We have all had to adapt to new ways of living life in America during this COVID-19 pandemic. Many people are now ordering their groceries online and driving to a designated parking spot to have them delivered out to their car. Churches and synagogues are holding services by teleconferences. So-called gym rats are either finding online workout classes or are finding creative ways to lift weights at home. Some folks are even looking up YouTube tutorials on how to cut their own hair.
While the coronavirus is showing that Americans can get creative when it comes to adjusting to sheltering in place, divorced couples are finding it is a mixed bag now when it comes to co-parenting their children. How a couple decides to co-parent varies wildly, and it is most definitely challenging during these challenging times.
Some parents are taking advantage of the situation and preventing their children from spending time with their other parent—blatantly ignoring the terms of their custody agreement, while other couples have decided that it might be better to set aside their differences and live together again for the duration of the pandemic so that they can both have time with their children. Many couples have decided to enact temporary arrangements because one parent may work in an essential job and does not want to expose the children to anything.
If your ex-spouse has decided to withhold the children from seeing you, unfortunately, this is not an ideal time to try to seek recourse from the court. Even if your ex-partner is willfully violating your co-parenting custody arrangement, the courts are largely not hearing any cases outside of emergency hearings or cases requiring extraordinary relief, and this may not qualify as an emergency.
What you can do is to try and work it out with your former partner. Set aside any past grievances and communicate with them what is important to you and what is in the best interests of the children. If you can come up with a temporary agreement, you should then document it in writing (either in an email, a series of text messages, or other correspondence).
If your children are currently with their other parent and that parent intends to keep them for the duration of the coronavirus outbreak, you might want to ask to have the children for an extended period of time when the worst is over. You could also ask to have daily time slots where you visit the kids via FaceTime, Zoom, or Skype.
If negotiations towards the prospect of a constructive resolution fail, in the alternative, a contempt petition can be drafted and filed detailing the concerns with the other parent's actions (or lack thereof) and how that is negatively impacting the children. The contempt petition can be filed with the court and your attorney can try to have the court schedule either a phone or video hearing if possible.
Compromising Is Key

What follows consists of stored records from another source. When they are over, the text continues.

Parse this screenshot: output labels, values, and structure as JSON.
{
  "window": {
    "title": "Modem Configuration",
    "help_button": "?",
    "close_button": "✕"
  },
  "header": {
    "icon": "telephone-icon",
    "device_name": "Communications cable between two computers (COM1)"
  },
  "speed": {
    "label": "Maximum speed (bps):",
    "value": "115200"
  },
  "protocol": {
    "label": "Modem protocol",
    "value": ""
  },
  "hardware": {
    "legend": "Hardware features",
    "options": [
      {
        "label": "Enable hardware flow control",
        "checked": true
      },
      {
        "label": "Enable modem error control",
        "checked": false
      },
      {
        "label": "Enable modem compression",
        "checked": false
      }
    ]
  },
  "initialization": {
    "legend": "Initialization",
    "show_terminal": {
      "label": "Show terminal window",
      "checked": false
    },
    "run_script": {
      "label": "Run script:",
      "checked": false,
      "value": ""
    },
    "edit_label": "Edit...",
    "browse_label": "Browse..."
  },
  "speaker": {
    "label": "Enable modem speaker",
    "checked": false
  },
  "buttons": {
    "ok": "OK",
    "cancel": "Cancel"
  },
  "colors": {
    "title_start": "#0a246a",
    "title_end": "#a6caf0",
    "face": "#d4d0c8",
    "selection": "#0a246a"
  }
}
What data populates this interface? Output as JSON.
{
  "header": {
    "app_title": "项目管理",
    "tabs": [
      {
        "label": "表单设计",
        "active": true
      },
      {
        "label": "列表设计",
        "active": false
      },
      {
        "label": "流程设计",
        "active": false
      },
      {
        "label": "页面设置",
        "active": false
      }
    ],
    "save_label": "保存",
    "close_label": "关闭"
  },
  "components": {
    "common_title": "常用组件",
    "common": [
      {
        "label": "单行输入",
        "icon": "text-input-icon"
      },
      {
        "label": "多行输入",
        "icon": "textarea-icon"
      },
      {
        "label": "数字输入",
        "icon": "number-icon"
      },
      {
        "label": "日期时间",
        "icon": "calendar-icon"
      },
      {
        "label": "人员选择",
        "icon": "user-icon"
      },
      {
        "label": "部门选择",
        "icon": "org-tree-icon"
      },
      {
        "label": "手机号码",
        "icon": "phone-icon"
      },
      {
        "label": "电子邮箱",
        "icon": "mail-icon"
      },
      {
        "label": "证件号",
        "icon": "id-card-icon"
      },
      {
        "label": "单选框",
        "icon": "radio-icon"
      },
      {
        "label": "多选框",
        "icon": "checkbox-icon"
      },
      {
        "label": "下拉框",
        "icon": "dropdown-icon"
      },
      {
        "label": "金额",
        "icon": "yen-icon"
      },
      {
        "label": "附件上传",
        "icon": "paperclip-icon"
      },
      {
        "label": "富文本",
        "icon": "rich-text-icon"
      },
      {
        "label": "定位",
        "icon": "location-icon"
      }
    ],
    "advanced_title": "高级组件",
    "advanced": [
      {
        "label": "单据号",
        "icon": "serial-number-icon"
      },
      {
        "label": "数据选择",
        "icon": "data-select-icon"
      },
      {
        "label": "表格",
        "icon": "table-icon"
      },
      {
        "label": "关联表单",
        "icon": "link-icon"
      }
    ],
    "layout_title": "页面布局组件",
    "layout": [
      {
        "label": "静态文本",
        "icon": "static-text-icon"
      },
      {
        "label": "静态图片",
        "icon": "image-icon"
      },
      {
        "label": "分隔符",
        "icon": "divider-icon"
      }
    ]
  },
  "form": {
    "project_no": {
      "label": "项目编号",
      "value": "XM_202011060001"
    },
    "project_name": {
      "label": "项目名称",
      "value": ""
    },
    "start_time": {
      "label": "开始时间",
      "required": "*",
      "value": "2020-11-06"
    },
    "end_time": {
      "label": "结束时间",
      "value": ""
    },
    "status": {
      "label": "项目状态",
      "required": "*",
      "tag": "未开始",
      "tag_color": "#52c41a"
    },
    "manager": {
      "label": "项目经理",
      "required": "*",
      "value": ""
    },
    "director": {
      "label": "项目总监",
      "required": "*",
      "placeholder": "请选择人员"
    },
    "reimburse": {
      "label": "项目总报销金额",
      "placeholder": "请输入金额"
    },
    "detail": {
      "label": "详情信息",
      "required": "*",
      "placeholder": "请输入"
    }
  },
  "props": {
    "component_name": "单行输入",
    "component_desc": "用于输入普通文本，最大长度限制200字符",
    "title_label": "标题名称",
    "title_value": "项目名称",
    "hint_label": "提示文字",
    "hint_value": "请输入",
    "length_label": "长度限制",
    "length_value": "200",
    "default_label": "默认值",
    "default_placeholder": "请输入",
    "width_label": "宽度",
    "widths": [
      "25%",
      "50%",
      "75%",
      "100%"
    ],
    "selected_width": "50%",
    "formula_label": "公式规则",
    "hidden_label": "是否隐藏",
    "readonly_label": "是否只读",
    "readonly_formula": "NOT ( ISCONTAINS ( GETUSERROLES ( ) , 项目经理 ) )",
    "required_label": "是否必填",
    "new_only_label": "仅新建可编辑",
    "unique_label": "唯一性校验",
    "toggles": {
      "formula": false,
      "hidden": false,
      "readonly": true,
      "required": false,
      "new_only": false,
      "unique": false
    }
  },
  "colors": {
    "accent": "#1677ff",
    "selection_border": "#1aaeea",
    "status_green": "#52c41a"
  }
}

The bottom line is that we are all living in unprecedented times, and there is no rulebook for how to live through a pandemic. Compromising with your ex-spouse is the best you can do so that you can continue to see (albeit maybe only via the internet) your children and maintain a relationship with them. If you are involved in a situation that will need immediate attention either now or once the Pennsylvania family courts are back open, contact Joseph D. Lento today at 888-535-3686. Mr. Lento has the experience and compassion you need to navigate these unchartered legal waters.